> PROMPT:
Pull every line with the word "structured" out of the entries below.

> DATA FOR THE TASK:
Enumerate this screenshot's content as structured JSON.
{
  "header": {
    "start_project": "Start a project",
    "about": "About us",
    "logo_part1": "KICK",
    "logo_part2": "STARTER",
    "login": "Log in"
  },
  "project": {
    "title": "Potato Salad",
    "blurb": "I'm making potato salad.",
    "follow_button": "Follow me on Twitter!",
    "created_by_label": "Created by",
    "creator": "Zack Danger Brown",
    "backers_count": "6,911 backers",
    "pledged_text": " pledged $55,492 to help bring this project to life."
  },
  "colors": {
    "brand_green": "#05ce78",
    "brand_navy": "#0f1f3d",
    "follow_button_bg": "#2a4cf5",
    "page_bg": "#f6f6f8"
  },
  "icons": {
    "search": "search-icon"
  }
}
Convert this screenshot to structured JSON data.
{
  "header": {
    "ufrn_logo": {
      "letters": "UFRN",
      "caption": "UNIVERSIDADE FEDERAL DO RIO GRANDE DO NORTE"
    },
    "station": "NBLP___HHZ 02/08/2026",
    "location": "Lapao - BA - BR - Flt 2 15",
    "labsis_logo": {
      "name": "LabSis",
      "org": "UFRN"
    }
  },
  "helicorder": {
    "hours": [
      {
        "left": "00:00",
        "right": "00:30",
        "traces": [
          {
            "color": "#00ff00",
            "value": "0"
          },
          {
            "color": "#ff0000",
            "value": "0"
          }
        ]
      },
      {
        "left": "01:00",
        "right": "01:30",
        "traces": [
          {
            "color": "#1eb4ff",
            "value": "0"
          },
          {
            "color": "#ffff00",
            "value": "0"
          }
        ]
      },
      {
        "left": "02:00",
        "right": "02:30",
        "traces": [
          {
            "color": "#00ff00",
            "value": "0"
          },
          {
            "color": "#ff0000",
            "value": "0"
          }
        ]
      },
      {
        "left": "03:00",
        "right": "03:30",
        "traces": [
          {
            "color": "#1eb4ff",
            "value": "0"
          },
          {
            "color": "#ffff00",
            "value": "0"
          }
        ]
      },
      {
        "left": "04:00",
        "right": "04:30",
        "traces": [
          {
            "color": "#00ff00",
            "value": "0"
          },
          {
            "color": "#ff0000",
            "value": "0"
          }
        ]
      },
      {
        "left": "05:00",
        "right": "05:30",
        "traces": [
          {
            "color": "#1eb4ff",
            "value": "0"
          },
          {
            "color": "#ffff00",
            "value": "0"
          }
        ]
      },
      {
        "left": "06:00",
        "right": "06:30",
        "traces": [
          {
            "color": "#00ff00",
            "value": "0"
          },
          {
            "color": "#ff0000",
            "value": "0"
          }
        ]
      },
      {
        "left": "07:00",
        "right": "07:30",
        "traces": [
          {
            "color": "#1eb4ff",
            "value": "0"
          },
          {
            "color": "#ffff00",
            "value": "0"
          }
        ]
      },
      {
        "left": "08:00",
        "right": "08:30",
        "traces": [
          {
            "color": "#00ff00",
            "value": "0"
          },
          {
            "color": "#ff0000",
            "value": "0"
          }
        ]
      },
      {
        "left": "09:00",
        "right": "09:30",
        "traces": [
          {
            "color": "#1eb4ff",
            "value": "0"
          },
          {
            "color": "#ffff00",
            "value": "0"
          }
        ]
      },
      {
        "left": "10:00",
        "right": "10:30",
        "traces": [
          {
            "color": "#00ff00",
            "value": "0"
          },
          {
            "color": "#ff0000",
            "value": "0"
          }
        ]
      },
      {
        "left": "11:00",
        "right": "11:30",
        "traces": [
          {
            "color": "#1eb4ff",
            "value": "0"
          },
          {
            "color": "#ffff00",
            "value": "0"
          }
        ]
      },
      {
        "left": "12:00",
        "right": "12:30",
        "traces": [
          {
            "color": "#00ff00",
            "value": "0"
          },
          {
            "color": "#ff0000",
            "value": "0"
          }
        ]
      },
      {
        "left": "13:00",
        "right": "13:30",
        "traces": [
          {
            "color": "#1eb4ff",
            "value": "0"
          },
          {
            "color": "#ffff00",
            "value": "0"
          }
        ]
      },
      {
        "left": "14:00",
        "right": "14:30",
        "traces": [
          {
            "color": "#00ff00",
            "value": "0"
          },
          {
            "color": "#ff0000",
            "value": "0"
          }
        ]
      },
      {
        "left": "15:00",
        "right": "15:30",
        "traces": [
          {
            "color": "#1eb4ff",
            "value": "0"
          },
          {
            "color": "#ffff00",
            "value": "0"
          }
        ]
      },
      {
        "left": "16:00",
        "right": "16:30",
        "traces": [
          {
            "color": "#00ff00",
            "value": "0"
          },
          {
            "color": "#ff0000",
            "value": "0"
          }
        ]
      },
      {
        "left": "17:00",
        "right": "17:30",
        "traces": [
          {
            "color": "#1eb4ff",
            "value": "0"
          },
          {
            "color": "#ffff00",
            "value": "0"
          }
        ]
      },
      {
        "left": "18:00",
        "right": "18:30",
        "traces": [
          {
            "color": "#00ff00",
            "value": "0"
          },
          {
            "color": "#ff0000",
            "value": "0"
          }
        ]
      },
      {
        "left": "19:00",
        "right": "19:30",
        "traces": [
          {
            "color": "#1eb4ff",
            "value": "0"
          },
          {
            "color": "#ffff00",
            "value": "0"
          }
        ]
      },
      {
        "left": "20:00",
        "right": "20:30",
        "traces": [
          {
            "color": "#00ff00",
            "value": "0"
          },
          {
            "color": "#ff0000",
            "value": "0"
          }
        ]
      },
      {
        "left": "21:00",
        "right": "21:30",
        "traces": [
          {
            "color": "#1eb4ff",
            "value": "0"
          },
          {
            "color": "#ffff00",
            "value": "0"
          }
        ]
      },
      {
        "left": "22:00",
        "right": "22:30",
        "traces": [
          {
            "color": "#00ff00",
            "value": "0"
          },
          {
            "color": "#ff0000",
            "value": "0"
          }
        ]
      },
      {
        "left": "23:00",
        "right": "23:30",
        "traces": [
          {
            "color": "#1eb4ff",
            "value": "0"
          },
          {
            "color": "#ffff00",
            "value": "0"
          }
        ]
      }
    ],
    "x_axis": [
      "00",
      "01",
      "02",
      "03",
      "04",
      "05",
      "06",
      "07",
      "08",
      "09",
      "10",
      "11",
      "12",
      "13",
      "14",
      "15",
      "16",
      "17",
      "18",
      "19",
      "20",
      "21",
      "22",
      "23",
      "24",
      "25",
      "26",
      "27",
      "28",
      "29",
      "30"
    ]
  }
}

> YOUR SOLUTION:
Enumerate this screenshot's content as structured JSON.
Convert this screenshot to structured JSON data.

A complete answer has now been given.